# bounded functions supported on a set E

per Stein's real analysis(P53), if $f$ is a measurable function bounded by $M$ and supported on a set $E$, then there exists a sequence of simple functions, with each one bounded by $M$ and supported on $E$, and such that simple functions converge to $f$ point wise.

It is easy to conceive up a sequence of simple functions bounded by $M$, but how to make them supported on the same set as $f$?

Thank you very much for your help!

• What kind of function is $f?$ Presumably continuous?! – Igor Rivin Jan 8 '14 at 3:37
• I think f is presumed to only be measurable in the context. – user119758 Jan 8 '14 at 3:50
• Whatever it is, you should state it, since the statement is false without assumptions on $f.$ – Igor Rivin Jan 8 '14 at 3:51

## 2 Answers

Consider $$f_n(x)=\mathrm{sgn}(f(x))\frac{\left\lfloor |f(x)|2^n\right\rfloor}{2^n}$$

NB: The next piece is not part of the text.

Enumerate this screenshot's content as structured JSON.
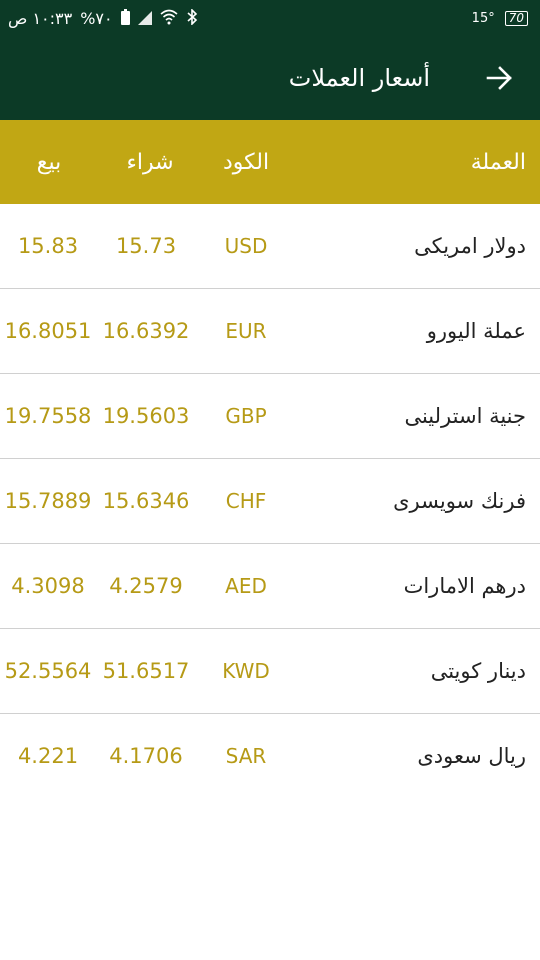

The sequence below is for a non-negative measurable function $f$, but you can extend it to a general measurable function by considering its positive and negative parts.

Consider the sequence of simple functions $$f_n = 2^n\chi_{A_n}+\sum_{j = 0}^{2^{2n}-1}j2^{-n}\chi_{B_j}$$ where $A_n = f^{-1}([2^n, \infty))$ and $B_j = f^{-1}([j2^{-n}, (j+1)2^{-n}))$. Note that $f_n$ has the same support as $f$ and $f_n \to f$ pointwise.

• I think we have the same function represented two ways, except I haven't handled the infinite part... except there is no infinite part since $f$ is bounded by $M$. +1 in any case :-) – robjohn Jan 8 '14 at 3:43
• if f takes a value between (0*2^{-n},1*2^{-n}) at a point x (f is obviously above zero ), however, f_n is zero at x based on the sequence above. f_n doesn't have the same support as f, does it? – user119758 Jan 8 '14 at 4:01
• @user119758: I have seen the statement '$f : X \to Y$ is supported on $E$' to mean that $f|_{X\setminus E} = 0$. That's not the same thing as saying $\operatorname{supp}(f) = E$, but rather $\operatorname{supp}(f) \subseteq E$. Do you know if Stein means what I am interpreting the statement to mean, or does he mean that $\operatorname{supp}(f_n) =E$ for every $n$? – Michael Albanese Jan 8 '14 at 8:39
• @MichaelAlbanese I think the statement you refer to is in line with Stein's definition of "being supported". Thanks, Michael! – user119758 Jan 8 '14 at 13:06